▶ _Action item_
Without changing anything, copy out each entry.
*** Opening Data shown ***
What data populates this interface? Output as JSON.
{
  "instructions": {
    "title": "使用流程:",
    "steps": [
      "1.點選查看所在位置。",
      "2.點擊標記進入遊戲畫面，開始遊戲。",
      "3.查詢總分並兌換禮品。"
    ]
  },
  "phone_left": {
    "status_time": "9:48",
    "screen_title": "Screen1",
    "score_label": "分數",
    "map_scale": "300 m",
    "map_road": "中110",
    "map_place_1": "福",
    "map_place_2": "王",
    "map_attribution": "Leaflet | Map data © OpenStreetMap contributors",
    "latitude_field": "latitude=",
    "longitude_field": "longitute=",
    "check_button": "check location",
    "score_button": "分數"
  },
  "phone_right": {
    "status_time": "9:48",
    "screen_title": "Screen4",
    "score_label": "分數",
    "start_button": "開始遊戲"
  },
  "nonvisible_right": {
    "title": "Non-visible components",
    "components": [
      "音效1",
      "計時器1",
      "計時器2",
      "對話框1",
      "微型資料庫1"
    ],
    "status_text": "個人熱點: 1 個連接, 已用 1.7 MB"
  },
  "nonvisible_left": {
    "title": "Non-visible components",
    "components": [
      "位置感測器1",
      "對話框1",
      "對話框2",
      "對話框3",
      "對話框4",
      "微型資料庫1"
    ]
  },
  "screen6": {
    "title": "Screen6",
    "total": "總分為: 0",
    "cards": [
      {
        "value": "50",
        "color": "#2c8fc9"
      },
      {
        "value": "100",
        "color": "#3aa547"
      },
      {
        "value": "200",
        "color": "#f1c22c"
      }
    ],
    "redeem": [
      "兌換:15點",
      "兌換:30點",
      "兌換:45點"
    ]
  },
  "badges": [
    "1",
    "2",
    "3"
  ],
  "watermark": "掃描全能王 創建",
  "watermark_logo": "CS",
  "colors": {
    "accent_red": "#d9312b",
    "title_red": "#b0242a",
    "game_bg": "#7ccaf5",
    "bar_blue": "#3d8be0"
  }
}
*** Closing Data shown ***
▶ _Solution to the problem_
What data populates this interface? Output as JSON.
{
  "instructions": {
    "title": "使用流程:",
    "steps": [
      "1.點選查看所在位置。",
      "2.點擊標記進入遊戲畫面，開始遊戲。",
      "3.查詢總分並兌換禮品。"
    ]
  },
  "phone_left": {
    "status_time": "9:48",
    "screen_title": "Screen1",
    "score_label": "分數",
    "map_scale": "300 m",
    "map_road": "中110",
    "map_place_1": "福",
    "map_place_2": "王",
    "map_attribution": "Leaflet | Map data © OpenStreetMap contributors",
    "latitude_field": "latitude=",
    "longitude_field": "longitute=",
    "check_button": "check location",
    "score_button": "分數"
  },
  "phone_right": {
    "status_time": "9:48",
    "screen_title": "Screen4",
    "score_label": "分數",
    "start_button": "開始遊戲"
  },
  "nonvisible_right": {
    "title": "Non-visible components",
    "components": [
      "音效1",
      "計時器1",
      "計時器2",
      "對話框1",
      "微型資料庫1"
    ],
    "status_text": "個人熱點: 1 個連接, 已用 1.7 MB"
  },
  "nonvisible_left": {
    "title": "Non-visible components",
    "components": [
      "位置感測器1",
      "對話框1",
      "對話框2",
      "對話框3",
      "對話框4",
      "微型資料庫1"
    ]
  },
  "screen6": {
    "title": "Screen6",
    "total": "總分為: 0",
    "cards": [
      {
        "value": "50",
        "color": "#2c8fc9"
      },
      {
        "value": "100",
        "color": "#3aa547"
      },
      {
        "value": "200",
        "color": "#f1c22c"
      }
    ],
    "redeem": [
      "兌換:15點",
      "兌換:30點",
      "兌換:45點"
    ]
  },
  "badges": [
    "1",
    "2",
    "3"
  ],
  "watermark": "掃描全能王 創建",
  "watermark_logo": "CS",
  "colors": {
    "accent_red": "#d9312b",
    "title_red": "#b0242a",
    "game_bg": "#7ccaf5",
    "bar_blue": "#3d8be0"
  }
}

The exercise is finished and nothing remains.